* WORK REQUEST *
If a line in the records below holds the word "Vertical", copy it.

* DATA TO EXAMINE *
_ _ _ _ _ _ _
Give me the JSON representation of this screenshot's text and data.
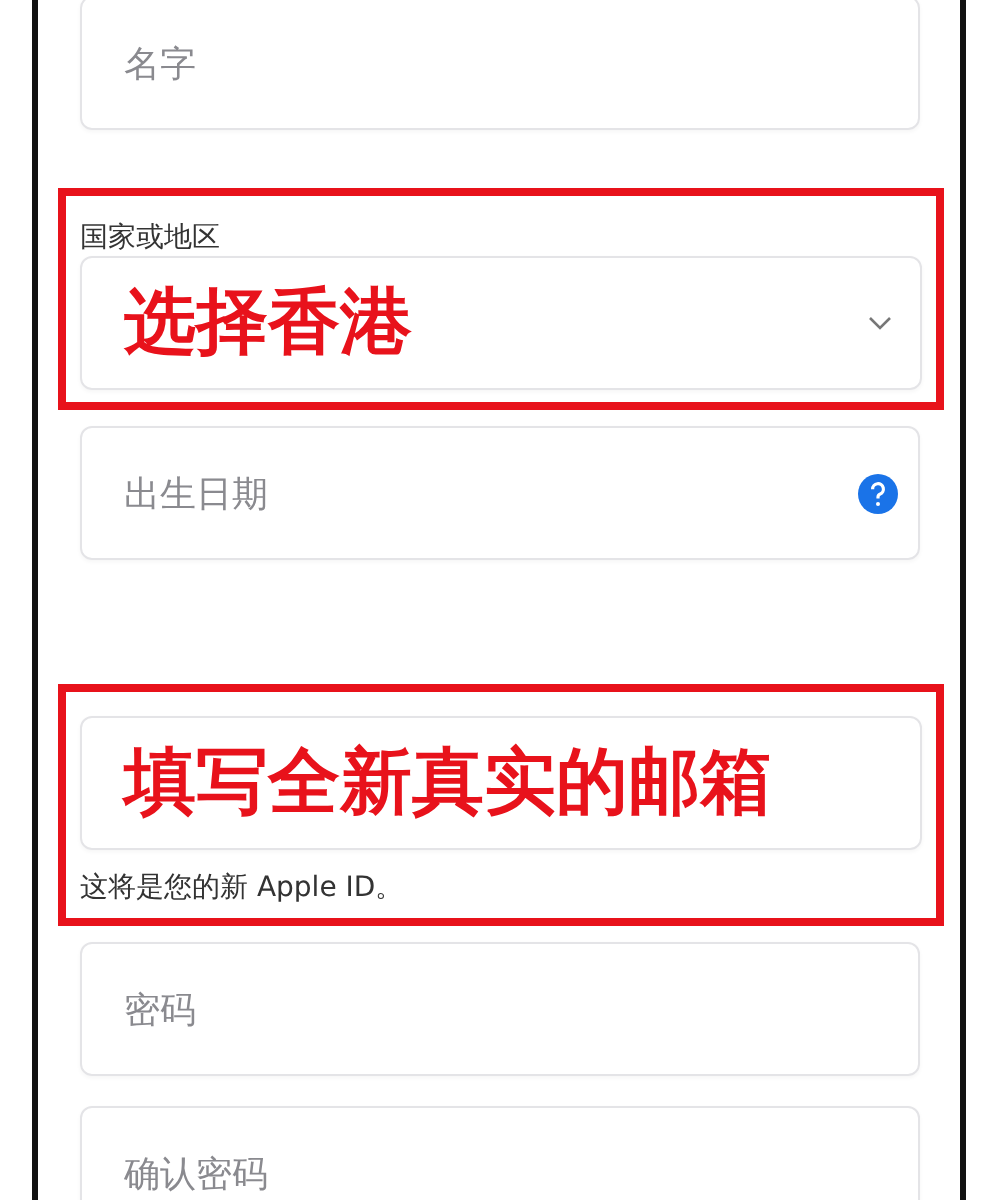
{
  "fields": [
    {
      "kind": "text",
      "placeholder": "名字",
      "highlighted": false
    },
    {
      "kind": "select",
      "label": "国家或地区",
      "annotation": "选择香港",
      "highlighted": true
    },
    {
      "kind": "date",
      "placeholder": "出生日期",
      "highlighted": false
    },
    {
      "kind": "email",
      "annotation": "填写全新真实的邮箱",
      "hint": "这将是您的新 Apple ID。",
      "highlighted": true
    },
    {
      "kind": "password",
      "placeholder": "密码",
      "highlighted": false
    },
    {
      "kind": "password",
      "placeholder": "确认密码",
      "highlighted": false
    }
  ]
}
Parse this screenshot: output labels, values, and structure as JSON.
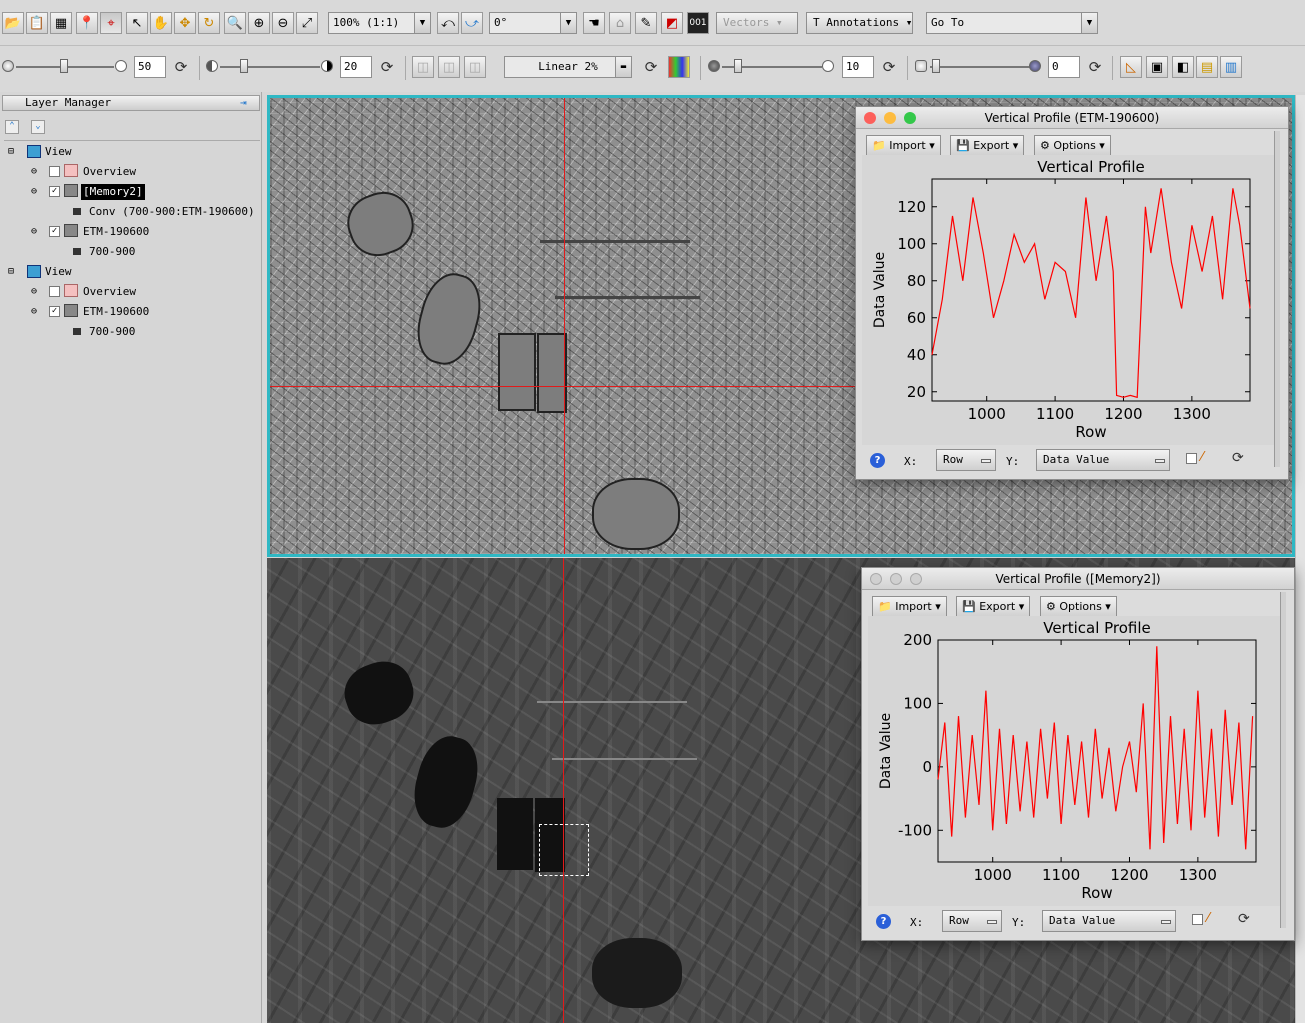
{
  "toolbar": {
    "zoom": "100% (1:1)",
    "rotation": "0°",
    "vectors_label": "Vectors",
    "annotations_label": "Annotations",
    "goto": "Go To",
    "stretch": "Linear 2%",
    "brightness": "50",
    "contrast": "20",
    "sharpen": "10",
    "transparency": "0"
  },
  "layer_manager": {
    "title": "Layer Manager",
    "tree": [
      {
        "label": "View"
      },
      {
        "label": "Overview"
      },
      {
        "label": "[Memory2]"
      },
      {
        "label": "Conv (700-900:ETM-190600)"
      },
      {
        "label": "ETM-190600"
      },
      {
        "label": "700-900"
      },
      {
        "label": "View"
      },
      {
        "label": "Overview"
      },
      {
        "label": "ETM-190600"
      },
      {
        "label": "700-900"
      }
    ]
  },
  "profiles": [
    {
      "title": "Vertical Profile (ETM-190600)",
      "import": "Import",
      "export": "Export",
      "options": "Options",
      "x_label": "X:",
      "x_value": "Row",
      "y_label": "Y:",
      "y_value": "Data Value",
      "chart_data": {
        "type": "line",
        "title": "Vertical Profile",
        "xlabel": "Row",
        "ylabel": "Data Value",
        "xlim": [
          920,
          1385
        ],
        "ylim": [
          15,
          135
        ],
        "xticks": [
          1000,
          1100,
          1200,
          1300
        ],
        "yticks": [
          20,
          40,
          60,
          80,
          100,
          120
        ],
        "color": "#ff0000",
        "x": [
          920,
          935,
          950,
          965,
          980,
          995,
          1010,
          1025,
          1040,
          1055,
          1070,
          1085,
          1100,
          1115,
          1130,
          1145,
          1160,
          1175,
          1185,
          1190,
          1200,
          1210,
          1220,
          1232,
          1240,
          1255,
          1270,
          1285,
          1300,
          1315,
          1330,
          1345,
          1360,
          1370,
          1385
        ],
        "y": [
          40,
          70,
          115,
          80,
          125,
          95,
          60,
          80,
          105,
          90,
          100,
          70,
          90,
          85,
          60,
          125,
          80,
          115,
          85,
          18,
          17,
          18,
          17,
          120,
          95,
          130,
          90,
          65,
          110,
          85,
          115,
          70,
          130,
          110,
          65
        ]
      }
    },
    {
      "title": "Vertical Profile ([Memory2])",
      "import": "Import",
      "export": "Export",
      "options": "Options",
      "x_label": "X:",
      "x_value": "Row",
      "y_label": "Y:",
      "y_value": "Data Value",
      "chart_data": {
        "type": "line",
        "title": "Vertical Profile",
        "xlabel": "Row",
        "ylabel": "Data Value",
        "xlim": [
          920,
          1385
        ],
        "ylim": [
          -150,
          200
        ],
        "xticks": [
          1000,
          1100,
          1200,
          1300
        ],
        "yticks": [
          -100,
          0,
          100,
          200
        ],
        "color": "#ff0000",
        "x": [
          920,
          930,
          940,
          950,
          960,
          970,
          980,
          990,
          1000,
          1010,
          1020,
          1030,
          1040,
          1050,
          1060,
          1070,
          1080,
          1090,
          1100,
          1110,
          1120,
          1130,
          1140,
          1150,
          1160,
          1170,
          1180,
          1190,
          1200,
          1210,
          1220,
          1230,
          1240,
          1250,
          1260,
          1270,
          1280,
          1290,
          1300,
          1310,
          1320,
          1330,
          1340,
          1350,
          1360,
          1370,
          1380
        ],
        "y": [
          -20,
          70,
          -110,
          80,
          -80,
          50,
          -60,
          120,
          -100,
          60,
          -90,
          50,
          -70,
          40,
          -80,
          60,
          -50,
          70,
          -90,
          50,
          -60,
          40,
          -80,
          60,
          -50,
          30,
          -70,
          0,
          40,
          -40,
          100,
          -130,
          190,
          -120,
          80,
          -90,
          60,
          -100,
          120,
          -80,
          60,
          -110,
          90,
          -60,
          70,
          -130,
          80
        ]
      }
    }
  ]
}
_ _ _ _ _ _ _
* TASK OUTPUT *
      "title": "Vertical Profile (ETM-190600)",
        "title": "Vertical Profile",
      "title": "Vertical Profile ([Memory2])",
        "title": "Vertical Profile",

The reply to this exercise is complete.